Money flows to high interest rates because investors will receive a higher return for their investment of cash. However, money also flows based on how people spend their money.
Demand for commodities, such as gold, oil, and stocks, will change the value of a currency. Why? If you wanted to buy gold, you would do so with the local currency of the producer. Therefore, you would sell your currency to buy the local currency and then trade it for gold.
If your gold was mined in South Africa, then you’d need to buy South African (ZAR) rand first, then trade your ZAR for gold. If a lot of people did this, prices for gold and prices for rand would rise with demand.
This is true for all commodities. If you wanted to buy a stock listed in the German equities market, the DAX, you’d need to buy EUR first. Fairly logical, eh? However, it is important to know what to buy or sell when you see commodities prices rise and fall.
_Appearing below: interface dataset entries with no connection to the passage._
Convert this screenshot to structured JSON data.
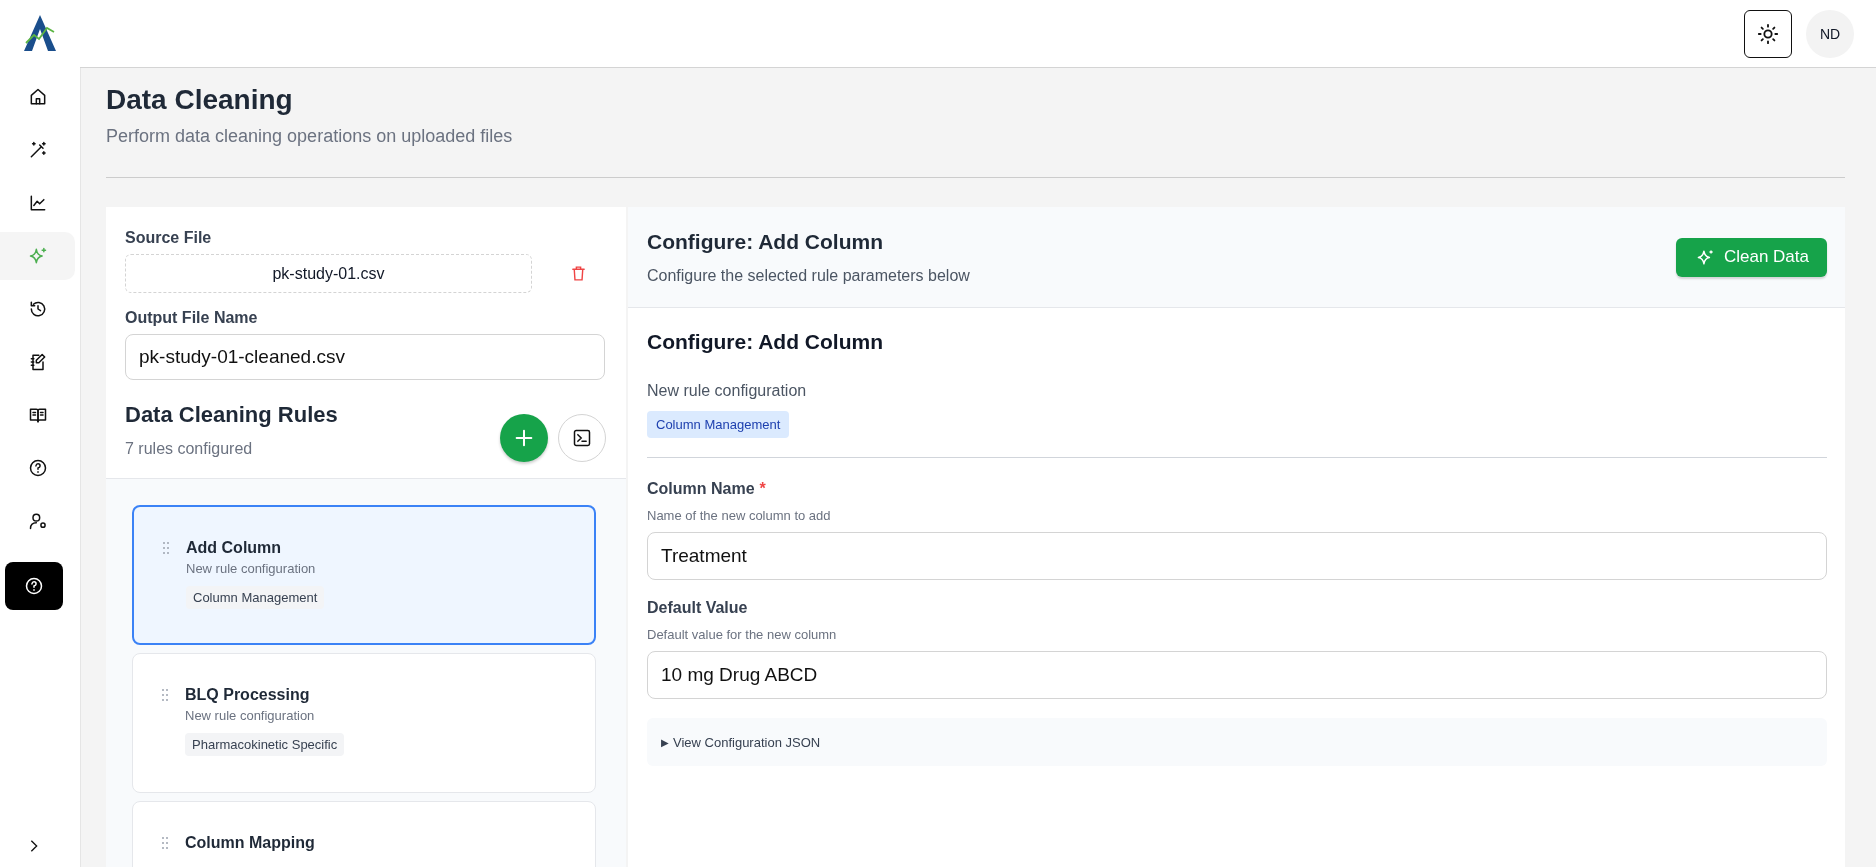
{
  "topbar": {
    "avatar": "ND"
  },
  "nav": [
    {
      "kind": "home",
      "selected": false
    },
    {
      "kind": "wand",
      "selected": false
    },
    {
      "kind": "chart",
      "selected": false
    },
    {
      "kind": "sparkles",
      "selected": true
    },
    {
      "kind": "history",
      "selected": false
    },
    {
      "kind": "notebook",
      "selected": false
    },
    {
      "kind": "book",
      "selected": false
    },
    {
      "kind": "help",
      "selected": false
    },
    {
      "kind": "user-settings",
      "selected": false
    }
  ],
  "page": {
    "title": "Data Cleaning",
    "subtitle": "Perform data cleaning operations on uploaded files"
  },
  "source": {
    "label": "Source File",
    "file": "pk-study-01.csv",
    "output_label": "Output File Name",
    "output_value": "pk-study-01-cleaned.csv"
  },
  "rules": {
    "title": "Data Cleaning Rules",
    "count": "7 rules configured",
    "items": [
      {
        "name": "Add Column",
        "description": "New rule configuration",
        "category": "Column Management",
        "selected": true
      },
      {
        "name": "BLQ Processing",
        "description": "New rule configuration",
        "category": "Pharmacokinetic Specific",
        "selected": false
      },
      {
        "name": "Column Mapping",
        "selected": false
      }
    ]
  },
  "config": {
    "header_title": "Configure: Add Column",
    "header_subtitle": "Configure the selected rule parameters below",
    "clean_button": "Clean Data",
    "title": "Configure: Add Column",
    "description": "New rule configuration",
    "category": "Column Management",
    "fields": [
      {
        "label": "Column Name",
        "required_mark": "*",
        "hint": "Name of the new column to add",
        "value": "Treatment"
      },
      {
        "label": "Default Value",
        "hint": "Default value for the new column",
        "value": "10 mg Drug ABCD"
      }
    ],
    "json_toggle": {
      "arrow": "▶",
      "label": "View Configuration JSON"
    }
  }
}
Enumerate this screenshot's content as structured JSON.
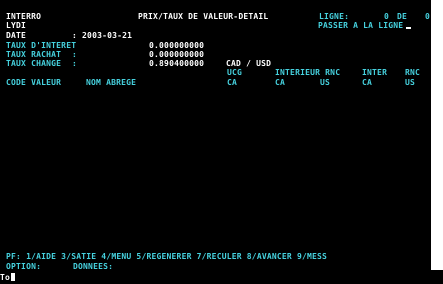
{
  "header": {
    "title": "INTERRO",
    "screen_title": "PRIX/TAUX DE VALEUR-DETAIL",
    "line_label": "LIGNE:",
    "line_value": "0",
    "of_label": "DE",
    "of_value": "0",
    "user": "LYDI",
    "goto_line_label": "PASSER A LA LIGNE"
  },
  "fields": {
    "date_label": "DATE",
    "date_value": ": 2003-03-21",
    "interest_label": "TAUX D'INTERET",
    "interest_value": "0.000000000",
    "buyback_label": "TAUX RACHAT",
    "buyback_sep": ":",
    "buyback_value": "0.000000000",
    "exchange_label": "TAUX CHANGE",
    "exchange_sep": ":",
    "exchange_value": "0.890400000",
    "exchange_pair": "CAD / USD"
  },
  "table": {
    "col_code": "CODE VALEUR",
    "col_name": "NOM ABREGE",
    "col_ucg": "UCG",
    "col_ucg_sub": "CA",
    "col_interior": "INTERIEUR RNC",
    "col_interior_sub_a": "CA",
    "col_interior_sub_b": "US",
    "col_inter": "INTER",
    "col_inter_sub": "CA",
    "col_rnc": "RNC",
    "col_rnc_sub": "US"
  },
  "footer": {
    "pf_keys": "PF: 1/AIDE 3/SATIE 4/MENU 5/REGENERER 7/RECULER 8/AVANCER 9/MESS",
    "option_label": "OPTION:",
    "data_label": "DONNEES:",
    "prompt": "To"
  },
  "colors": {
    "background": "#000000",
    "text_white": "#ffffff",
    "text_cyan": "#46d2df"
  }
}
FX Bootcamp has researched the correlation between commodities prices and currency values in 2007, called intermarket analysis, and in this chapter I will show you what currencies to trade when oil, gold, and stock markets are moving.